### [RECORDS SUPPLIED]
____

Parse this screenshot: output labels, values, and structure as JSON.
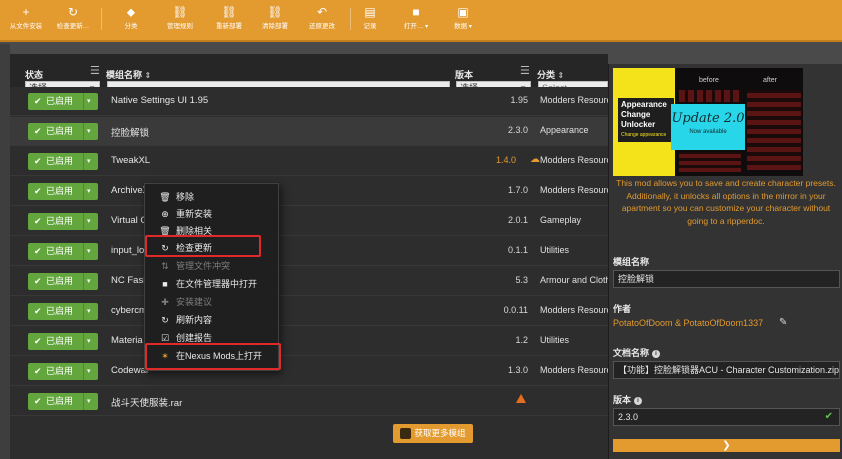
{
  "toolbar": {
    "items": [
      {
        "label": "从文件安装",
        "icon": "plus-icon"
      },
      {
        "label": "检查更新…",
        "icon": "refresh-icon"
      },
      {
        "label": "分类",
        "icon": "tag-icon"
      },
      {
        "label": "管理规则",
        "icon": "link-icon"
      },
      {
        "label": "重新部署",
        "icon": "link-icon"
      },
      {
        "label": "清除部署",
        "icon": "link-icon"
      },
      {
        "label": "还原更改",
        "icon": "undo-icon"
      },
      {
        "label": "记录",
        "icon": "document-icon"
      },
      {
        "label": "打开…",
        "icon": "folder-icon"
      },
      {
        "label": "数据",
        "icon": "save-icon"
      }
    ]
  },
  "table": {
    "headers": {
      "status": "状态",
      "name": "模组名称",
      "version": "版本",
      "category": "分类"
    },
    "filters": {
      "status": "选择",
      "version": "选择",
      "category": "Select..."
    },
    "enabled_label": "已启用",
    "rows": [
      {
        "name": "Native Settings UI 1.95",
        "version": "1.95",
        "category": "Modders Resources"
      },
      {
        "name": "控脸解锁",
        "version": "2.3.0",
        "category": "Appearance"
      },
      {
        "name": "TweakXL",
        "version": "1.4.0",
        "category": "Modders Resources"
      },
      {
        "name": "ArchiveXL",
        "version": "1.7.0",
        "category": "Modders Resources"
      },
      {
        "name": "Virtual C",
        "version": "2.0.1",
        "category": "Gameplay"
      },
      {
        "name": "input_lo",
        "version": "0.1.1",
        "category": "Utilities"
      },
      {
        "name": "NC Fash",
        "version": "5.3",
        "category": "Armour and Clothing"
      },
      {
        "name": "cybercm",
        "version": "0.0.11",
        "category": "Modders Resources"
      },
      {
        "name": "Materia",
        "version": "1.2",
        "category": "Utilities"
      },
      {
        "name": "Codewar",
        "version": "1.3.0",
        "category": "Modders Resources"
      },
      {
        "name": "战斗天使服装.rar",
        "version": "",
        "category": ""
      }
    ],
    "more_button": "获取更多模组"
  },
  "context_menu": {
    "items": [
      {
        "label": "移除",
        "icon": "trash-icon",
        "enabled": true
      },
      {
        "label": "重新安装",
        "icon": "reinstall-icon",
        "enabled": true
      },
      {
        "label": "删除相关",
        "icon": "trash-icon",
        "enabled": true
      },
      {
        "label": "检查更新",
        "icon": "refresh-icon",
        "enabled": true
      },
      {
        "label": "管理文件冲突",
        "icon": "conflict-icon",
        "enabled": false
      },
      {
        "label": "在文件管理器中打开",
        "icon": "folder-icon",
        "enabled": true
      },
      {
        "label": "安装建议",
        "icon": "plus-icon",
        "enabled": false
      },
      {
        "label": "刷新内容",
        "icon": "refresh-icon",
        "enabled": true
      },
      {
        "label": "创建报告",
        "icon": "report-icon",
        "enabled": true
      },
      {
        "label": "在Nexus Mods上打开",
        "icon": "nexus-icon",
        "enabled": true
      }
    ]
  },
  "detail": {
    "banner": {
      "title_lines": [
        "Appearance",
        "Change",
        "Unlocker"
      ],
      "title_sub": "Change appearance",
      "update_text": "Update 2.0",
      "update_sub": "Now available",
      "before": "before",
      "after": "after"
    },
    "description": "This mod allows you to save and create character presets. Additionally, it unlocks all options in the mirror in your apartment so you can customize your character without going to a ripperdoc.",
    "mod_name_label": "模组名称",
    "mod_name_value": "控脸解锁",
    "author_label": "作者",
    "author_value": "PotatoOfDoom & PotatoOfDoom1337",
    "archive_label": "文档名称",
    "archive_value": "【功能】控脸解锁器ACU - Character Customization.zip",
    "version_label": "版本",
    "version_value": "2.3.0"
  },
  "colors": {
    "accent": "#e39a2f",
    "enabled": "#63a63d",
    "highlight": "#e02a2a"
  }
}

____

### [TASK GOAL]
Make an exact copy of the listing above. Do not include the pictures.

### [EXERCISE ANSWER]
Parse this screenshot: output labels, values, and structure as JSON.
{
  "toolbar": {
    "items": [
      {
        "label": "从文件安装",
        "icon": "plus-icon"
      },
      {
        "label": "检查更新…",
        "icon": "refresh-icon"
      },
      {
        "label": "分类",
        "icon": "tag-icon"
      },
      {
        "label": "管理规则",
        "icon": "link-icon"
      },
      {
        "label": "重新部署",
        "icon": "link-icon"
      },
      {
        "label": "清除部署",
        "icon": "link-icon"
      },
      {
        "label": "还原更改",
        "icon": "undo-icon"
      },
      {
        "label": "记录",
        "icon": "document-icon"
      },
      {
        "label": "打开…",
        "icon": "folder-icon"
      },
      {
        "label": "数据",
        "icon": "save-icon"
      }
    ]
  },
  "table": {
    "headers": {
      "status": "状态",
      "name": "模组名称",
      "version": "版本",
      "category": "分类"
    },
    "filters": {
      "status": "选择",
      "version": "选择",
      "category": "Select..."
    },
    "enabled_label": "已启用",
    "rows": [
      {
        "name": "Native Settings UI 1.95",
        "version": "1.95",
        "category": "Modders Resources"
      },
      {
        "name": "控脸解锁",
        "version": "2.3.0",
        "category": "Appearance"
      },
      {
        "name": "TweakXL",
        "version": "1.4.0",
        "category": "Modders Resources"
      },
      {
        "name": "ArchiveXL",
        "version": "1.7.0",
        "category": "Modders Resources"
      },
      {
        "name": "Virtual C",
        "version": "2.0.1",
        "category": "Gameplay"
      },
      {
        "name": "input_lo",
        "version": "0.1.1",
        "category": "Utilities"
      },
      {
        "name": "NC Fash",
        "version": "5.3",
        "category": "Armour and Clothing"
      },
      {
        "name": "cybercm",
        "version": "0.0.11",
        "category": "Modders Resources"
      },
      {
        "name": "Materia",
        "version": "1.2",
        "category": "Utilities"
      },
      {
        "name": "Codewar",
        "version": "1.3.0",
        "category": "Modders Resources"
      },
      {
        "name": "战斗天使服装.rar",
        "version": "",
        "category": ""
      }
    ],
    "more_button": "获取更多模组"
  },
  "context_menu": {
    "items": [
      {
        "label": "移除",
        "icon": "trash-icon",
        "enabled": true
      },
      {
        "label": "重新安装",
        "icon": "reinstall-icon",
        "enabled": true
      },
      {
        "label": "删除相关",
        "icon": "trash-icon",
        "enabled": true
      },
      {
        "label": "检查更新",
        "icon": "refresh-icon",
        "enabled": true
      },
      {
        "label": "管理文件冲突",
        "icon": "conflict-icon",
        "enabled": false
      },
      {
        "label": "在文件管理器中打开",
        "icon": "folder-icon",
        "enabled": true
      },
      {
        "label": "安装建议",
        "icon": "plus-icon",
        "enabled": false
      },
      {
        "label": "刷新内容",
        "icon": "refresh-icon",
        "enabled": true
      },
      {
        "label": "创建报告",
        "icon": "report-icon",
        "enabled": true
      },
      {
        "label": "在Nexus Mods上打开",
        "icon": "nexus-icon",
        "enabled": true
      }
    ]
  },
  "detail": {
    "banner": {
      "title_lines": [
        "Appearance",
        "Change",
        "Unlocker"
      ],
      "title_sub": "Change appearance",
      "update_text": "Update 2.0",
      "update_sub": "Now available",
      "before": "before",
      "after": "after"
    },
    "description": "This mod allows you to save and create character presets. Additionally, it unlocks all options in the mirror in your apartment so you can customize your character without going to a ripperdoc.",
    "mod_name_label": "模组名称",
    "mod_name_value": "控脸解锁",
    "author_label": "作者",
    "author_value": "PotatoOfDoom & PotatoOfDoom1337",
    "archive_label": "文档名称",
    "archive_value": "【功能】控脸解锁器ACU - Character Customization.zip",
    "version_label": "版本",
    "version_value": "2.3.0"
  },
  "colors": {
    "accent": "#e39a2f",
    "enabled": "#63a63d",
    "highlight": "#e02a2a"
  }
}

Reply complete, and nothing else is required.